## ABOUT THIS EXERCISE
Across the records below, how many lines include the word "JSON"? State only the number.

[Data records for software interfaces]
- - -

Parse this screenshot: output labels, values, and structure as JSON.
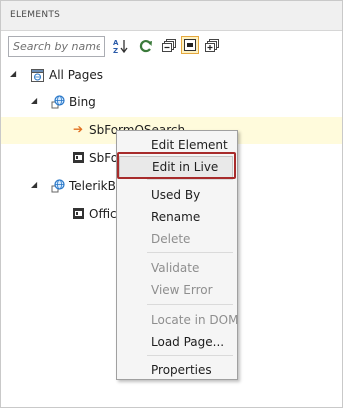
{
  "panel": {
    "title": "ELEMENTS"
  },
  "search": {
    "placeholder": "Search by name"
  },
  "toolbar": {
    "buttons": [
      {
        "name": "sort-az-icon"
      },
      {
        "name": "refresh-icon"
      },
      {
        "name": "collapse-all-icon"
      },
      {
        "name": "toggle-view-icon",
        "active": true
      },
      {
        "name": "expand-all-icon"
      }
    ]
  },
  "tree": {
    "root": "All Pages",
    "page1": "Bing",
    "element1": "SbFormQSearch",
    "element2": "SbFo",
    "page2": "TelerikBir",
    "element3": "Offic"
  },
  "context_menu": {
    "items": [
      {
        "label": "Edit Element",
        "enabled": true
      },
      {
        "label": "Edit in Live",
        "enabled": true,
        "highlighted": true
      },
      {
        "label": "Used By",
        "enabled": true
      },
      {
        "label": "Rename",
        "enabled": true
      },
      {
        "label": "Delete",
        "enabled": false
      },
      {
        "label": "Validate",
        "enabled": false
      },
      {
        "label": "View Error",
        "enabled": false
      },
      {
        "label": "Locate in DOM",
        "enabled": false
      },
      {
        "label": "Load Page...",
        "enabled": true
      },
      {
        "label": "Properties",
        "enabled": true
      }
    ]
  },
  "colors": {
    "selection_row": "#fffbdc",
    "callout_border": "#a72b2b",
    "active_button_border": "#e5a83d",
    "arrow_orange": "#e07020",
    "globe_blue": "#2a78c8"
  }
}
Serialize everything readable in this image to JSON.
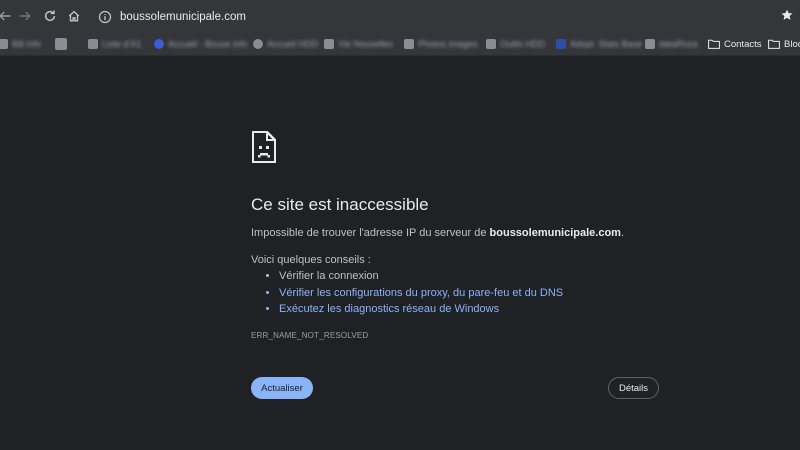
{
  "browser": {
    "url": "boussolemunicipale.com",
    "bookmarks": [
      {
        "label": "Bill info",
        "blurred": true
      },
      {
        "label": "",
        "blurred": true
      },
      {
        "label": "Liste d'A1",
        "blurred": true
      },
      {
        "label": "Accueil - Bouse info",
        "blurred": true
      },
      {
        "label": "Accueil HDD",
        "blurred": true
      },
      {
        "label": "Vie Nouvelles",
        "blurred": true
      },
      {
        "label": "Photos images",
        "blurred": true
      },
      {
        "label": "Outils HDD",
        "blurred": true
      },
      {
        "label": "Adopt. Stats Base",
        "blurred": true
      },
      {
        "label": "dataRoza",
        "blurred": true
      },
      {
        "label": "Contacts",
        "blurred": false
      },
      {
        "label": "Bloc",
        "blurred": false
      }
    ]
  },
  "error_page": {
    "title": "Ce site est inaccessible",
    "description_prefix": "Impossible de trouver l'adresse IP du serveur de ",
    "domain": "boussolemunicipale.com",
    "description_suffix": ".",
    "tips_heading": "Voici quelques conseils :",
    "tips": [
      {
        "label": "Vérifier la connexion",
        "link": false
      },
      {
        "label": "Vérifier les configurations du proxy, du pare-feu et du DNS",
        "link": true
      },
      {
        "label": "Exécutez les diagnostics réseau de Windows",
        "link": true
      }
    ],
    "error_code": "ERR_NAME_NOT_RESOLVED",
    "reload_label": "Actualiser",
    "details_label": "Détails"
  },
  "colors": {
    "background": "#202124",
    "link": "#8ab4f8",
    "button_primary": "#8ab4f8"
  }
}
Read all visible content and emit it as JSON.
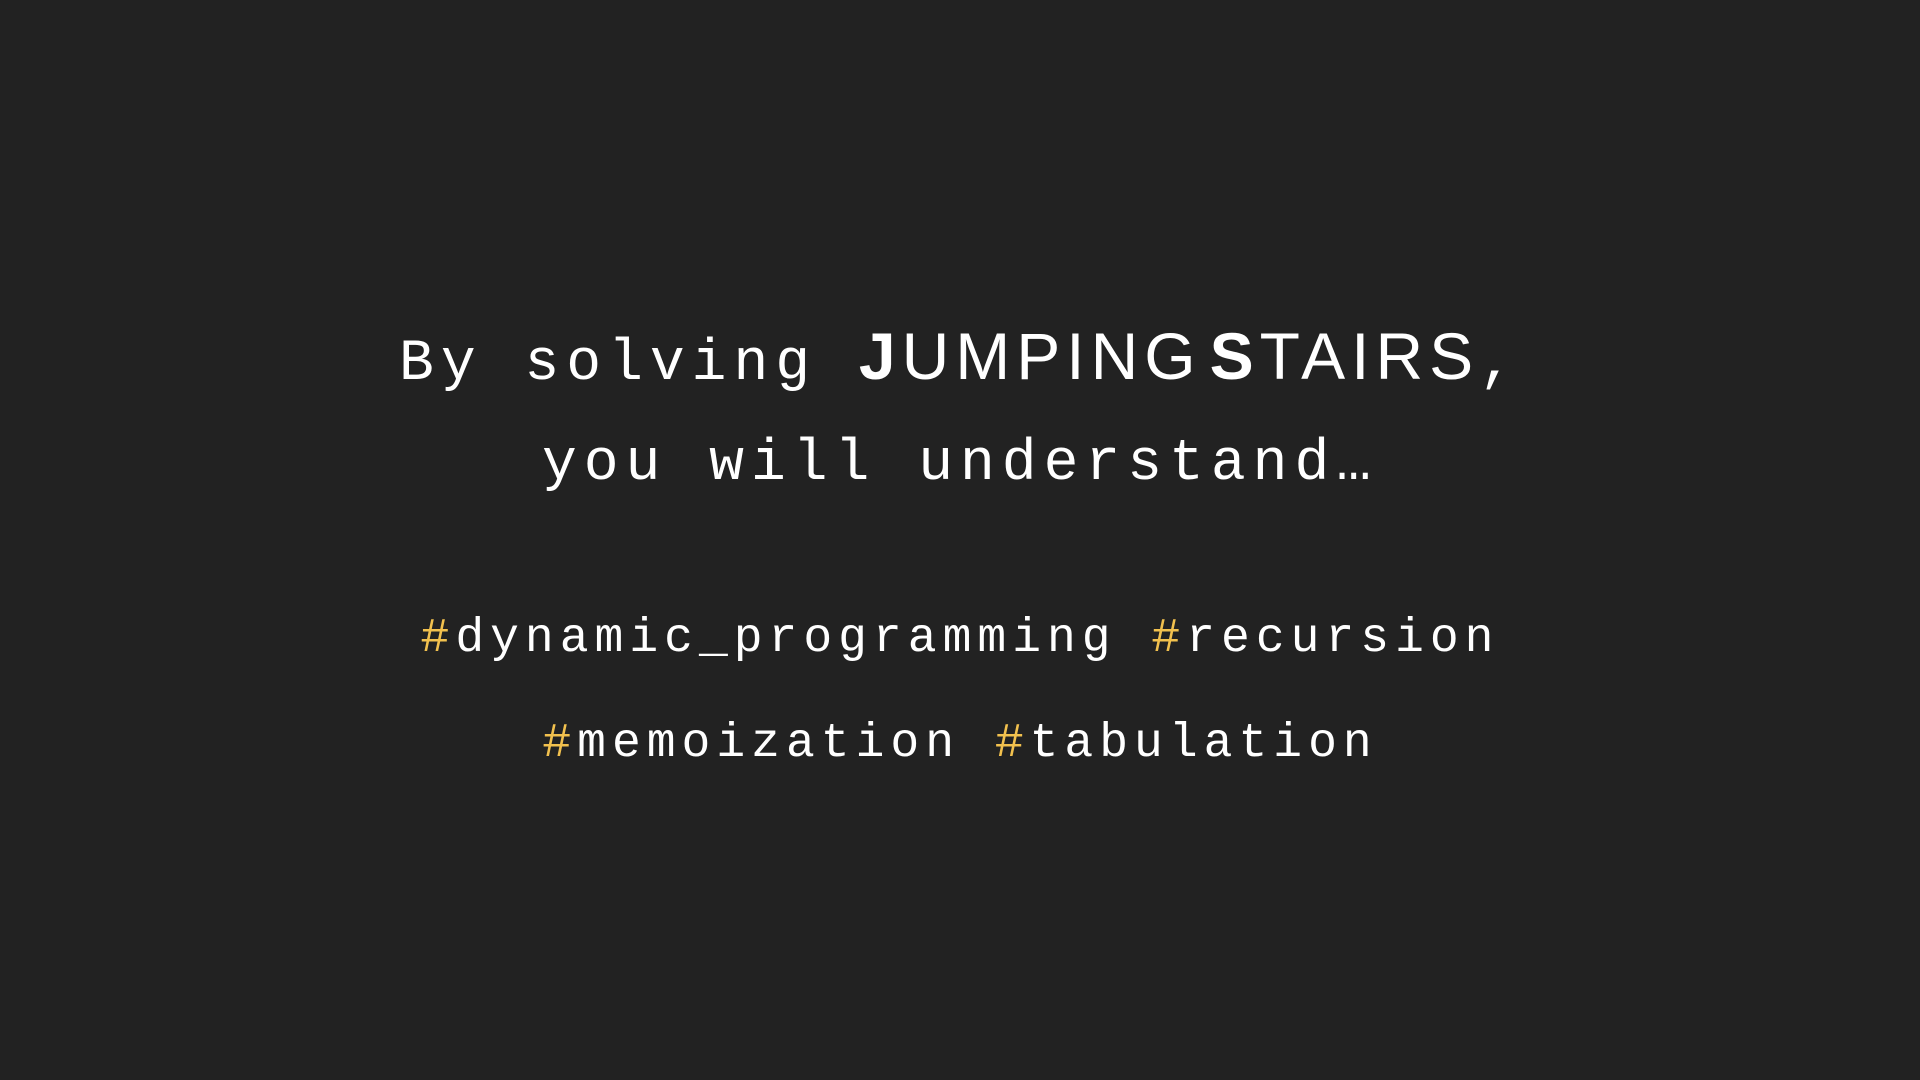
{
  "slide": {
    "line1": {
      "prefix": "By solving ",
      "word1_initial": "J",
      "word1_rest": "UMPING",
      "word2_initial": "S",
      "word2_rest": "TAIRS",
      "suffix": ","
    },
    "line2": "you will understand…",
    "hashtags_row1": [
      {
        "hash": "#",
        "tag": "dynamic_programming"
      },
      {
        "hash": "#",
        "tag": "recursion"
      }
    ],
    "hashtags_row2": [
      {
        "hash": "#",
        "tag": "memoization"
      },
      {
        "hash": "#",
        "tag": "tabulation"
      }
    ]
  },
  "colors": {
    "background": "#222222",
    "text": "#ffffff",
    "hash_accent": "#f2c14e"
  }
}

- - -

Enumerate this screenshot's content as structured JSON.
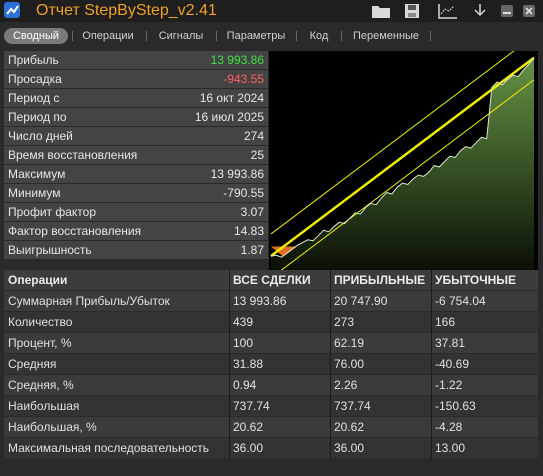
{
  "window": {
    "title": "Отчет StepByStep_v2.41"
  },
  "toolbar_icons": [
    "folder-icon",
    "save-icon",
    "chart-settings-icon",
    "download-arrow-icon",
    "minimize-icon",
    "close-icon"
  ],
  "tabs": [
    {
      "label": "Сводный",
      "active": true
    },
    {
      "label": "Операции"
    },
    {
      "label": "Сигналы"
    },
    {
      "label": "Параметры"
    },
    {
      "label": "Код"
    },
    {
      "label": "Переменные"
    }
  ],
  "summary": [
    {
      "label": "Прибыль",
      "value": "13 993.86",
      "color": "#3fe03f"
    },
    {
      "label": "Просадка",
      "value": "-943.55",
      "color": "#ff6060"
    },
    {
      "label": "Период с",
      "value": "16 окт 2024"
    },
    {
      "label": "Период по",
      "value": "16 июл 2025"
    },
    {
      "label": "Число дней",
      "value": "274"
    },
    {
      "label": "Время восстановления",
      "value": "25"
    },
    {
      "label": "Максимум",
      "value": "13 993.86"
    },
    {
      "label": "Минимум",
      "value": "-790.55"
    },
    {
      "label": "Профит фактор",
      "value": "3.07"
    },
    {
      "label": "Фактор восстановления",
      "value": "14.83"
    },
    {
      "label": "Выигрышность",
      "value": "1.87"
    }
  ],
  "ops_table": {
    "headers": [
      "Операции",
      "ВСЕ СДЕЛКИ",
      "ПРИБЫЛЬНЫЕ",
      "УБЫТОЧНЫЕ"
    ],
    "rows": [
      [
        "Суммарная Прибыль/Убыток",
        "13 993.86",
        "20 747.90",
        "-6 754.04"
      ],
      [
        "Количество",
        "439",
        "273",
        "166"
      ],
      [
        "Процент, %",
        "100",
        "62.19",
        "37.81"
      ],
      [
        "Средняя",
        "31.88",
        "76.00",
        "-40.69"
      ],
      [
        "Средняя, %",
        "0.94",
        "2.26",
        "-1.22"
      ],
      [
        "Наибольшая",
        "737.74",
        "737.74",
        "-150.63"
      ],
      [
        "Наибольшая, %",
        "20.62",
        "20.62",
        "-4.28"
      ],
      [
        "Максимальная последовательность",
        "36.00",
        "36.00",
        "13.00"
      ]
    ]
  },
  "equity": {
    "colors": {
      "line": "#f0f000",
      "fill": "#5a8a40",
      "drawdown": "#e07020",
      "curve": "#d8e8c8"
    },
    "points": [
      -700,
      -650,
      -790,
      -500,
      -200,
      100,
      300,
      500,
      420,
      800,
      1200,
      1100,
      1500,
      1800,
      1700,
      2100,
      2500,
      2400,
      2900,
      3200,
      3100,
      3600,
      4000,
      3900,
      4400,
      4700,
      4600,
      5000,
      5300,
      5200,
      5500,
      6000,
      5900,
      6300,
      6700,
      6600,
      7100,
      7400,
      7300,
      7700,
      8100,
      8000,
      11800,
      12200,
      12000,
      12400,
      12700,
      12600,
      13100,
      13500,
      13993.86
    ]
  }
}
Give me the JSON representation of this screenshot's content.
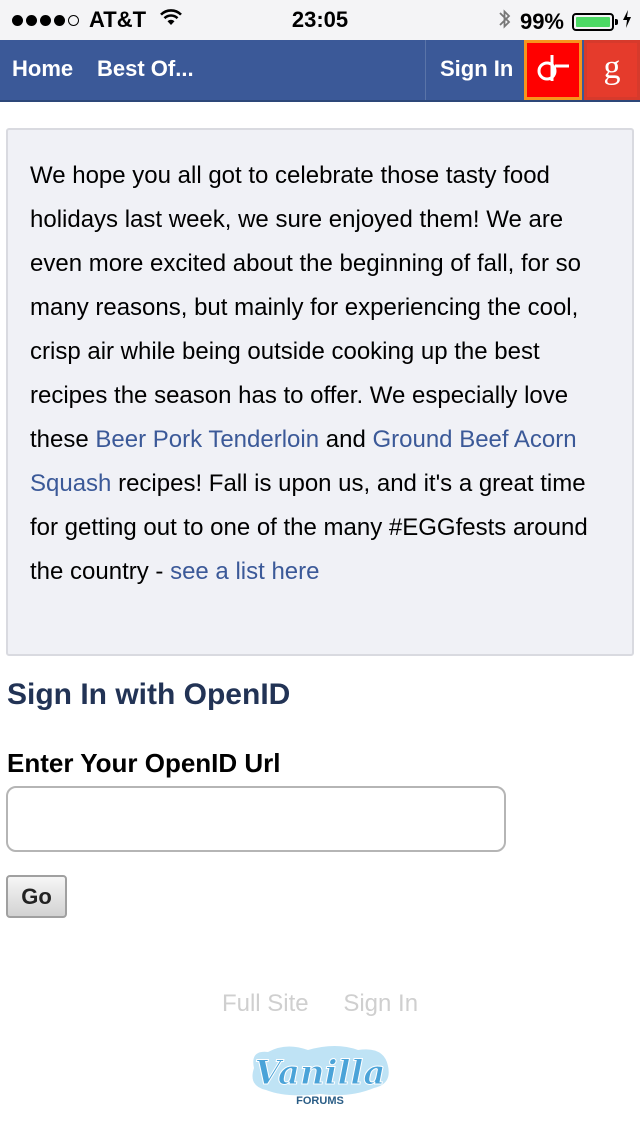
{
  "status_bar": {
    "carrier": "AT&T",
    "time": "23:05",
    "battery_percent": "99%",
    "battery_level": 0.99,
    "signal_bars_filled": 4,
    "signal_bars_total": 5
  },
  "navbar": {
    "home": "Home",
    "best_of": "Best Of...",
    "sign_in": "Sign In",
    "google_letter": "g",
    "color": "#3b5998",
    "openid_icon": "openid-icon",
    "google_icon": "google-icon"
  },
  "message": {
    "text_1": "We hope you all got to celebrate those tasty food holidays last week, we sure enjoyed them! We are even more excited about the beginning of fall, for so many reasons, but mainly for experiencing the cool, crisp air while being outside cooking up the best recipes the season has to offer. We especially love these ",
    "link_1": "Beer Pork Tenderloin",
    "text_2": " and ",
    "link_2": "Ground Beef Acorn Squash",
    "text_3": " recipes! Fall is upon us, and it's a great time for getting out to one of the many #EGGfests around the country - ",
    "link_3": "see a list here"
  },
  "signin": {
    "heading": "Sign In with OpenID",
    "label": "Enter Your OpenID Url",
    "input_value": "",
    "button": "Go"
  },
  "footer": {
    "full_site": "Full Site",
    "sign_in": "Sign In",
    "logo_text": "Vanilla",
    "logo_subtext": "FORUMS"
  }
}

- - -

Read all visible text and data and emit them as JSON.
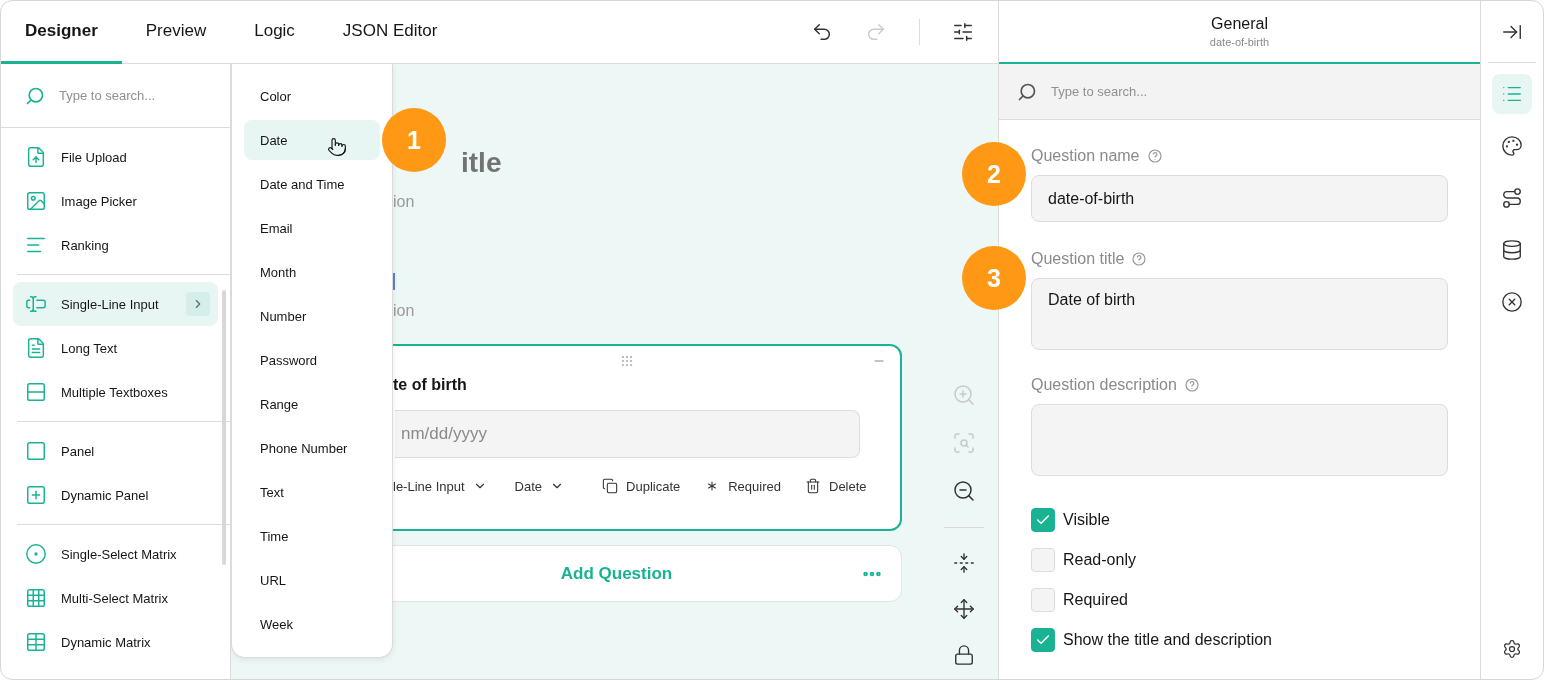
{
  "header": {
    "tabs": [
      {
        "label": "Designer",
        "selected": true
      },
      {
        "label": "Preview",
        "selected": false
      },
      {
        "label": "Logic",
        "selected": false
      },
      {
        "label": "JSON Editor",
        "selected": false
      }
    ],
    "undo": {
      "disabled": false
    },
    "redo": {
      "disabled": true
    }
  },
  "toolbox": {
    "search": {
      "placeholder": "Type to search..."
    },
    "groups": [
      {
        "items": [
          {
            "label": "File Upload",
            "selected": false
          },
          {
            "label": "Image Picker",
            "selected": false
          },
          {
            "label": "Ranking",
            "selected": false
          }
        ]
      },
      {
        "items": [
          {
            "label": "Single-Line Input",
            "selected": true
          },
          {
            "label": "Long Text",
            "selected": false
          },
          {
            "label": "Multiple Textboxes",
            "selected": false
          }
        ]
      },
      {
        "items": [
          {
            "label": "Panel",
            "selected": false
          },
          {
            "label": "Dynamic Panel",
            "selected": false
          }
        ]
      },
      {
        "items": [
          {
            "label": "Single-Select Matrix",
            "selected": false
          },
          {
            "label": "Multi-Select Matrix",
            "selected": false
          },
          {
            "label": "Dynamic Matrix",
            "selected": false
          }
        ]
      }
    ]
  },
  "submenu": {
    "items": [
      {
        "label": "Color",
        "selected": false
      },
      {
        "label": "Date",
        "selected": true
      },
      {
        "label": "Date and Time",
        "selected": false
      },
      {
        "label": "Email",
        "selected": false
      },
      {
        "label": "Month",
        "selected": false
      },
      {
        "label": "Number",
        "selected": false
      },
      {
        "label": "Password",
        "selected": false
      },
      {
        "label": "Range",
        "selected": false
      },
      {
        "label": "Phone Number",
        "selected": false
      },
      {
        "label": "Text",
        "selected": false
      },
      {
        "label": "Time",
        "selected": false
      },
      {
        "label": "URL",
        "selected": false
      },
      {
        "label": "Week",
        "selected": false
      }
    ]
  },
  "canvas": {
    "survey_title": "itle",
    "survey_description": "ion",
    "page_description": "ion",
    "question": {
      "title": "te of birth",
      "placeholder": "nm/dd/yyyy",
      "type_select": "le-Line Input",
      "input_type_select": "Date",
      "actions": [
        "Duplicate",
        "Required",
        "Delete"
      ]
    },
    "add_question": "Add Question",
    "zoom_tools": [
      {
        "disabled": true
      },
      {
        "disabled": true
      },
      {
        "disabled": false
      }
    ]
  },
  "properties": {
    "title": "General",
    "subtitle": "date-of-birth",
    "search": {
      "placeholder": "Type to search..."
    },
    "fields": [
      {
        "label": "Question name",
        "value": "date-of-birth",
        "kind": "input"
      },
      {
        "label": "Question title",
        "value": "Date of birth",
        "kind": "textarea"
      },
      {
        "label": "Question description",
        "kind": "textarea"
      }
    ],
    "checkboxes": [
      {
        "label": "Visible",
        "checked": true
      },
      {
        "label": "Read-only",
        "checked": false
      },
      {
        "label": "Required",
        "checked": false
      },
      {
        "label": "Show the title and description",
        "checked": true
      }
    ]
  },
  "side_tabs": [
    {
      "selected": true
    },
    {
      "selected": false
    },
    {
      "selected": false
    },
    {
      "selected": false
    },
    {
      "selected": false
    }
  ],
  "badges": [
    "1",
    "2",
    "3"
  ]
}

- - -

## PROBLEM SOLUTION
7